Instructions to follow:
When a line of the records below contains the string "name", copy that whole line.

Data listing:
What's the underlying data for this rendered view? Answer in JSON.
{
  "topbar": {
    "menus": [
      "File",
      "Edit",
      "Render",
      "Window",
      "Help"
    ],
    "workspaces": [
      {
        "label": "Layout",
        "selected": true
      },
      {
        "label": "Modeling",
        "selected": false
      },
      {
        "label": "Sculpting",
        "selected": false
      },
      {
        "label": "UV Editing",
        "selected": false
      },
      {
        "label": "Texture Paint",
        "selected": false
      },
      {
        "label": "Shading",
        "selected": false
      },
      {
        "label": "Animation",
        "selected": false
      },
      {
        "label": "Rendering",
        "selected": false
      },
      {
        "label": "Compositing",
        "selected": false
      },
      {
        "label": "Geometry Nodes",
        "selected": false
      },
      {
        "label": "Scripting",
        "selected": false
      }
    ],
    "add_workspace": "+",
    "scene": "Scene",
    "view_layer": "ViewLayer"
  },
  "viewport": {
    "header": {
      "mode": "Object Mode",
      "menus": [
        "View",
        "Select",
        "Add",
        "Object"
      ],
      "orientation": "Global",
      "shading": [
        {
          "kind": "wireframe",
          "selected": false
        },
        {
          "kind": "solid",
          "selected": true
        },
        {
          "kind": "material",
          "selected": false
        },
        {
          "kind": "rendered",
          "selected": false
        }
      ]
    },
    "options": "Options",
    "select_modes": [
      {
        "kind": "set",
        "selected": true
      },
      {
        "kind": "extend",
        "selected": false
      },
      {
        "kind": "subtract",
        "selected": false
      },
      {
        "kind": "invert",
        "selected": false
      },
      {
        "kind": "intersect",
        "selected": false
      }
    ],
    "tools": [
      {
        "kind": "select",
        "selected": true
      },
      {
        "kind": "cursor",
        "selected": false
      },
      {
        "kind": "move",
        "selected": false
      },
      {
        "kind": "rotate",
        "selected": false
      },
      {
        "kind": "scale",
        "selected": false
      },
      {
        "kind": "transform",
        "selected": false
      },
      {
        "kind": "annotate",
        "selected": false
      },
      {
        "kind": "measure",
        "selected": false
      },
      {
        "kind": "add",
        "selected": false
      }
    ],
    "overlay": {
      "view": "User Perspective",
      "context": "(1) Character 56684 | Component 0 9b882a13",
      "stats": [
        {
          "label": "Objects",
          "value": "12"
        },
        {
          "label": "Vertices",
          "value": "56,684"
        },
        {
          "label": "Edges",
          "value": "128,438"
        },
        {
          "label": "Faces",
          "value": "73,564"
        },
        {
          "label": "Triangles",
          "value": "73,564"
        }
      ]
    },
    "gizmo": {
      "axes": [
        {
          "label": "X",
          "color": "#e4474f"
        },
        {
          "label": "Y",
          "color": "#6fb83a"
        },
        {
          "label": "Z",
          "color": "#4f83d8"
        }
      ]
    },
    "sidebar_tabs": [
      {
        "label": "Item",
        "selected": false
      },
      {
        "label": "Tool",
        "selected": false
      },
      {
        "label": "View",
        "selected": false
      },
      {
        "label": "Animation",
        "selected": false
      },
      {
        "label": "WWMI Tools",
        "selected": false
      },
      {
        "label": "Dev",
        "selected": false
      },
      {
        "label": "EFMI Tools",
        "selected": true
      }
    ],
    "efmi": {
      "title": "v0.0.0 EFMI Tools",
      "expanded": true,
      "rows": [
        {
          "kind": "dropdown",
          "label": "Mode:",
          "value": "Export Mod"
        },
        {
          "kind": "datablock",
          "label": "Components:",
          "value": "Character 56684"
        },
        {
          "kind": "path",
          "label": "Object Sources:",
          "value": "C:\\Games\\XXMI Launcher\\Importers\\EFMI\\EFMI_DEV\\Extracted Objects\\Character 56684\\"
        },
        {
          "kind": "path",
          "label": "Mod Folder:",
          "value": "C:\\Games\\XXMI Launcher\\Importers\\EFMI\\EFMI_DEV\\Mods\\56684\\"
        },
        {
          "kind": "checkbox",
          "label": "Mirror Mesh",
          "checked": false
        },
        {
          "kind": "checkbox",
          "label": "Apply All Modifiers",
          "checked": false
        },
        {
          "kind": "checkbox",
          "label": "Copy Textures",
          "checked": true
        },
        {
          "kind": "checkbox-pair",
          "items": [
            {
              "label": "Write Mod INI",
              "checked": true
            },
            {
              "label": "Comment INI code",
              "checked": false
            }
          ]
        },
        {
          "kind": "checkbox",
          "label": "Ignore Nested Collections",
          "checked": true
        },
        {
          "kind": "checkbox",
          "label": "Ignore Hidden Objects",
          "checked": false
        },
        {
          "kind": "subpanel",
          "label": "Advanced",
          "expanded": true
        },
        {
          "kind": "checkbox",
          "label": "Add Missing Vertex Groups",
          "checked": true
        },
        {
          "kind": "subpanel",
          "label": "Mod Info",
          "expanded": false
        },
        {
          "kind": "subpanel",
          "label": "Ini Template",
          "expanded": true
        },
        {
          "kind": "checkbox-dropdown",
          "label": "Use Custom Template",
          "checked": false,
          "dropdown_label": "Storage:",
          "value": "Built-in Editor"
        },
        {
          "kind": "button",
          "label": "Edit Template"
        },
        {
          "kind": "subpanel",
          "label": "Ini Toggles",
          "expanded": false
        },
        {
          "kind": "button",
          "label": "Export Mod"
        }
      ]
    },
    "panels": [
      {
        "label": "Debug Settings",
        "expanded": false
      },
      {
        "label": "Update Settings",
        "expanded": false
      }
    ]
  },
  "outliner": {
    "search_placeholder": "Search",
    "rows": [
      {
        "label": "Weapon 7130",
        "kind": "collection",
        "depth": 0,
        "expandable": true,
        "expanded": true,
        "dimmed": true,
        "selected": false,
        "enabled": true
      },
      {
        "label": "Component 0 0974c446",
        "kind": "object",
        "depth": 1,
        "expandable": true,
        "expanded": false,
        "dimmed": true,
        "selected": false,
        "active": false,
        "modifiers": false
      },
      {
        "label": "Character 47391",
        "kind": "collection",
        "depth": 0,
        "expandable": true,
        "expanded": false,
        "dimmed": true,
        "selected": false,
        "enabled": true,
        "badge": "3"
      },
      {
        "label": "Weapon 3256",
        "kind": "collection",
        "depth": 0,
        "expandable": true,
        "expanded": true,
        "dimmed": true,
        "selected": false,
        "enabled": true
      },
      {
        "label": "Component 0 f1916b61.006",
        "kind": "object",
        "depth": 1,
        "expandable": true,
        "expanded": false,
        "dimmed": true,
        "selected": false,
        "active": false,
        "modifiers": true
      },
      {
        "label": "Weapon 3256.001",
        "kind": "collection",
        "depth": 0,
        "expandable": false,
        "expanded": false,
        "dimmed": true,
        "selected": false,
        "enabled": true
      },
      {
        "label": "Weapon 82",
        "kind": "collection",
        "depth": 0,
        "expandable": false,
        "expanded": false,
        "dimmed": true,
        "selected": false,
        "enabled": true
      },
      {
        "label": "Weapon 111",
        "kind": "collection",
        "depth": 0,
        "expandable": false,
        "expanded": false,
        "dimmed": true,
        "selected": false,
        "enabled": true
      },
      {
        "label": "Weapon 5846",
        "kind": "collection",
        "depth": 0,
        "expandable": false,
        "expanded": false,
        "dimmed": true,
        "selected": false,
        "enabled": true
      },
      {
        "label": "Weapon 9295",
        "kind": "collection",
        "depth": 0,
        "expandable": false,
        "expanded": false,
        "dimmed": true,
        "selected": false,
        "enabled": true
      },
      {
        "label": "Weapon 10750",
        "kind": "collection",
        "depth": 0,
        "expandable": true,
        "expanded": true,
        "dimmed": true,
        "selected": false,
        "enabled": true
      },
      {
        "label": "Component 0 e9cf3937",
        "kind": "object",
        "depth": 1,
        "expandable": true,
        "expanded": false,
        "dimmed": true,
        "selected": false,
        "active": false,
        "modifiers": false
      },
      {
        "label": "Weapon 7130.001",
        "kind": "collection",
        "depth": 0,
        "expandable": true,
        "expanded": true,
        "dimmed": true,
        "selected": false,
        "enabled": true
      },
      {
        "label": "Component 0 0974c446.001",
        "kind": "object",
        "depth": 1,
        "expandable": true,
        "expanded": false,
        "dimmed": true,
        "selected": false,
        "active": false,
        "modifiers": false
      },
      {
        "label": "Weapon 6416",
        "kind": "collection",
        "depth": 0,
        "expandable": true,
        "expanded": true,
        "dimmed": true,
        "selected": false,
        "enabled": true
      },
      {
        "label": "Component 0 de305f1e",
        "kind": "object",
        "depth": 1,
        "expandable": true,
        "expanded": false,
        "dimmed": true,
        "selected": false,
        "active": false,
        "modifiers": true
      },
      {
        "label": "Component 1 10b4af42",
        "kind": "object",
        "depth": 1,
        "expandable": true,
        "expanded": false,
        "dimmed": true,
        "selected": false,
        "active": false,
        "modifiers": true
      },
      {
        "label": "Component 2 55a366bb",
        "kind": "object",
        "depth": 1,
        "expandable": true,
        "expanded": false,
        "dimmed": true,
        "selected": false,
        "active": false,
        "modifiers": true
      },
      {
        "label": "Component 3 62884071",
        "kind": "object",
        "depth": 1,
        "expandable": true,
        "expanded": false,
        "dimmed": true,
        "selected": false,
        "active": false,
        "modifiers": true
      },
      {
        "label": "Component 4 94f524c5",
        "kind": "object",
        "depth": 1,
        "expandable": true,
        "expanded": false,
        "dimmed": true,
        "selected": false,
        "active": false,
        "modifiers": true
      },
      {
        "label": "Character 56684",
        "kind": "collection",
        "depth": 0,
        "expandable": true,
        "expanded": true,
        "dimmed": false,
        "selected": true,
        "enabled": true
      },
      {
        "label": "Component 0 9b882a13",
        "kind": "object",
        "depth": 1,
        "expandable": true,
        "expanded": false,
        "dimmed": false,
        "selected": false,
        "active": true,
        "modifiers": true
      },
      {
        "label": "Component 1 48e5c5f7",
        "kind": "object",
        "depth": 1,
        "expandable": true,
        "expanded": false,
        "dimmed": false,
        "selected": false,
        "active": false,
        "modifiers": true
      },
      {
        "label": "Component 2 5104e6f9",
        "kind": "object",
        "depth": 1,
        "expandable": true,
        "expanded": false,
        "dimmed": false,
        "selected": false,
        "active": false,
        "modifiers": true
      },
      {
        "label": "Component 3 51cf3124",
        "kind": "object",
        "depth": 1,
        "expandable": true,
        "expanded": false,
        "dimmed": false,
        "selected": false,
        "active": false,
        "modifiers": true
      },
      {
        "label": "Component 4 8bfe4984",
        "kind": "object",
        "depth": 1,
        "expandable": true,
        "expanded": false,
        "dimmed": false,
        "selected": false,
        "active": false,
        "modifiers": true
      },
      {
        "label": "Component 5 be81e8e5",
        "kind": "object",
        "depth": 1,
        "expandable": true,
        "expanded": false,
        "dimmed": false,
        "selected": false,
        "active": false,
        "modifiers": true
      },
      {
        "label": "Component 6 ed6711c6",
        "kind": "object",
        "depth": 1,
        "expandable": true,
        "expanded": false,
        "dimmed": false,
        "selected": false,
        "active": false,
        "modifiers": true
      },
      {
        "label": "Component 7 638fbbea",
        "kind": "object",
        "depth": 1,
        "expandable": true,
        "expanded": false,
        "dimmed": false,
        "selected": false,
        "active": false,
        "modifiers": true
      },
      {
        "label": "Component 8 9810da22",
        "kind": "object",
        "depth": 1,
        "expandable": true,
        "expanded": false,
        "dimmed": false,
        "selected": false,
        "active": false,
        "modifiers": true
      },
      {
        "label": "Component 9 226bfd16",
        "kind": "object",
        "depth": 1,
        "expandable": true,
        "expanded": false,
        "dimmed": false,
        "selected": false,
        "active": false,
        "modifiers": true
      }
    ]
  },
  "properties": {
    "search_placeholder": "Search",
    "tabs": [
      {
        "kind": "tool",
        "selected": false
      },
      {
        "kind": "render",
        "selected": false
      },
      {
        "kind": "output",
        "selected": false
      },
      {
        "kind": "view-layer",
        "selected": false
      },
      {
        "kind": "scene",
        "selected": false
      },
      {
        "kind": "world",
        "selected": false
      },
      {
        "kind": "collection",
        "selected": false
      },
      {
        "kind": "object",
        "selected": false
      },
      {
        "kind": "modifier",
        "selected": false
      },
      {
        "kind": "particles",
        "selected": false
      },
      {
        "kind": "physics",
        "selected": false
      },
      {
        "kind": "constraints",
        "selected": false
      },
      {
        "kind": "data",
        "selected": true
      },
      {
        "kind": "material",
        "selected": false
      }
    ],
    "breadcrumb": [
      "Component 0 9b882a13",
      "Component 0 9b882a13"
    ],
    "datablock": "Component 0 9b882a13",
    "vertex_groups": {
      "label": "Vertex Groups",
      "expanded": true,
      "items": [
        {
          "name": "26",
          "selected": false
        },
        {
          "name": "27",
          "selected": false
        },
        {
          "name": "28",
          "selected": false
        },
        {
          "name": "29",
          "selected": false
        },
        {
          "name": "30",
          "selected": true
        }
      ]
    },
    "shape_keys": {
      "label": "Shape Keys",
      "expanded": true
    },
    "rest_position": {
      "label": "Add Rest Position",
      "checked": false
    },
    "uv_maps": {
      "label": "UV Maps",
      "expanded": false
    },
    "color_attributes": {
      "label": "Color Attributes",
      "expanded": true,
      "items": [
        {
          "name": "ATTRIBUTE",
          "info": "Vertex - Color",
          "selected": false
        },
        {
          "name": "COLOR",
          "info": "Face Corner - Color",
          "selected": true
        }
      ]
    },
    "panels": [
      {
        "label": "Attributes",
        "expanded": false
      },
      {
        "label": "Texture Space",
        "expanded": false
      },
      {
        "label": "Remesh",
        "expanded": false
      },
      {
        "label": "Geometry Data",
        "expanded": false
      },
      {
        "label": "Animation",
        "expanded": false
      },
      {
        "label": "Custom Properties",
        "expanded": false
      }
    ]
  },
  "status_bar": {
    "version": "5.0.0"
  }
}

Solution below:
          "name": "26",
          "name": "27",
          "name": "28",
          "name": "29",
          "name": "30",
          "name": "ATTRIBUTE",
          "name": "COLOR",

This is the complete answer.